Top of Supplied material

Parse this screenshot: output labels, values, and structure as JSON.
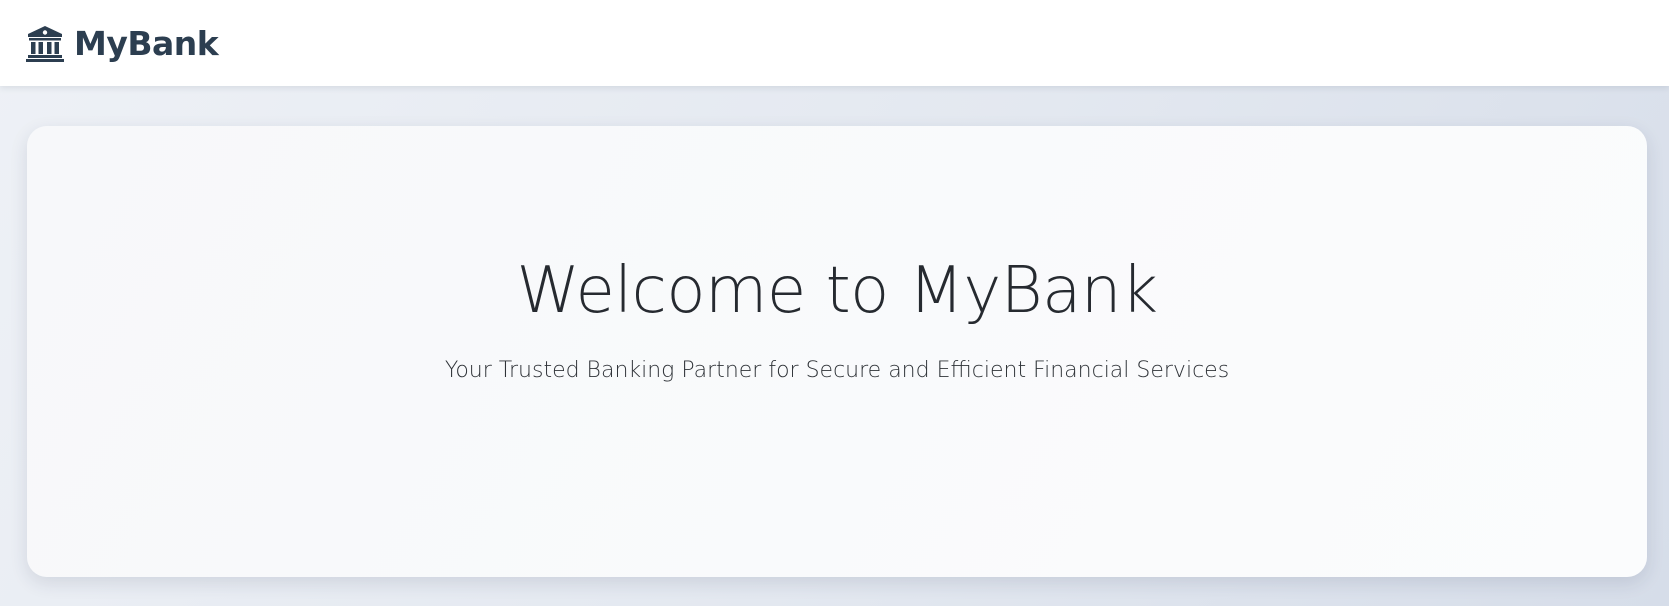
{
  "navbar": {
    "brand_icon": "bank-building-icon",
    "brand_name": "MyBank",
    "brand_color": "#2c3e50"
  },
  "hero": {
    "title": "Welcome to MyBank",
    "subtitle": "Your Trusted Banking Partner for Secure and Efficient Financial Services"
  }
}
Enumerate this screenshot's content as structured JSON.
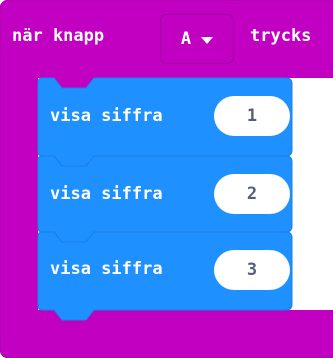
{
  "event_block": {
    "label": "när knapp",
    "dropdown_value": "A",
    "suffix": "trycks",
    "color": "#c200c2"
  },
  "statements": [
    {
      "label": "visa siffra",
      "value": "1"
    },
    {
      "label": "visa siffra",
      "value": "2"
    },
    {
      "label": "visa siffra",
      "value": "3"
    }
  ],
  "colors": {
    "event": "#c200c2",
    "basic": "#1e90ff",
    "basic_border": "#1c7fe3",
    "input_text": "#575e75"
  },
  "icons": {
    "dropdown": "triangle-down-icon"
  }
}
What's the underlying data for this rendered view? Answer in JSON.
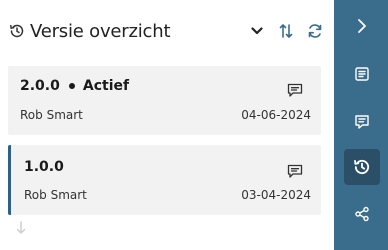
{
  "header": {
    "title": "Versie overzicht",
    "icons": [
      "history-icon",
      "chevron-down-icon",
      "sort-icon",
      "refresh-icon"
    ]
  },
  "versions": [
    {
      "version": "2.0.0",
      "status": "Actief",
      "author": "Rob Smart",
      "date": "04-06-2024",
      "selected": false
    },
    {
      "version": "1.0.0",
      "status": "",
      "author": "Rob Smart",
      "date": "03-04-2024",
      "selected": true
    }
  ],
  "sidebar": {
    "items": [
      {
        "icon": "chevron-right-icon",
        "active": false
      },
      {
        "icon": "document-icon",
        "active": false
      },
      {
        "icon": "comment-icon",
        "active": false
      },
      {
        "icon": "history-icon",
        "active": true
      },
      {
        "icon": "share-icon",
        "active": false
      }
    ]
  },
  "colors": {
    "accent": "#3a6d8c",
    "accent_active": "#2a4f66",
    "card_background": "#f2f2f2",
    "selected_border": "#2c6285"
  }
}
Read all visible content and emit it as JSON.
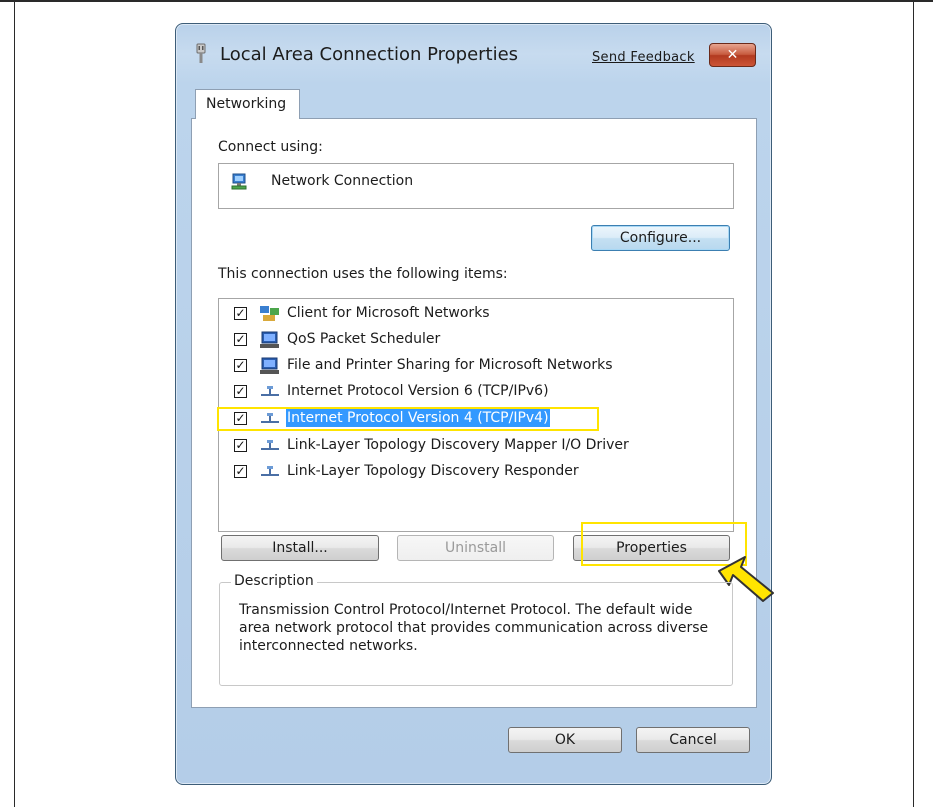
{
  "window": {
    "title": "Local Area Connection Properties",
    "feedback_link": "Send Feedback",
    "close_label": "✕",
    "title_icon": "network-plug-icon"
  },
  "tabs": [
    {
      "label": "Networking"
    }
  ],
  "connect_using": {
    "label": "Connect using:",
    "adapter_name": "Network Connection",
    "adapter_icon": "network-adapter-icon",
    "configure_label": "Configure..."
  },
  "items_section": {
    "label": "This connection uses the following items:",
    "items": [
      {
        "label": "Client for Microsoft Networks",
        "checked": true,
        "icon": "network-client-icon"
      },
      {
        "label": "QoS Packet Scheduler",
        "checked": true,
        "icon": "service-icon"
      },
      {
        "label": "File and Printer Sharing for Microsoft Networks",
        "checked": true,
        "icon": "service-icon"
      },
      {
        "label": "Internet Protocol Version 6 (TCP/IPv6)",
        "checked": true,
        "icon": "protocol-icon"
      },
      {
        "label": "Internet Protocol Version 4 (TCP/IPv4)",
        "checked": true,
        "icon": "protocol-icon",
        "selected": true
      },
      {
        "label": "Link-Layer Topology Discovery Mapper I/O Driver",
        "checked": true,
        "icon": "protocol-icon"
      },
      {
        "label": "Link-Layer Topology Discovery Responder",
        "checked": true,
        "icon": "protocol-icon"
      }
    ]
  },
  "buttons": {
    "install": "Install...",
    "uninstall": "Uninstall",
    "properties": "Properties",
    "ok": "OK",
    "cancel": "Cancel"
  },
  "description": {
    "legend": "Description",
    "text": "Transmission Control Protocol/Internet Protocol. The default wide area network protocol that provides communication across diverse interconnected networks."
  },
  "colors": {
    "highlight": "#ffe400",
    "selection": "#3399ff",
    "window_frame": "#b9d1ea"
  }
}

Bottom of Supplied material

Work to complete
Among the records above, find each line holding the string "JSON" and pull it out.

Response box
Parse this screenshot: output labels, values, and structure as JSON.
Enumerate this screenshot's content as structured JSON.
What's the underlying data for this rendered view? Answer in JSON.
Read all visible content and emit it as JSON.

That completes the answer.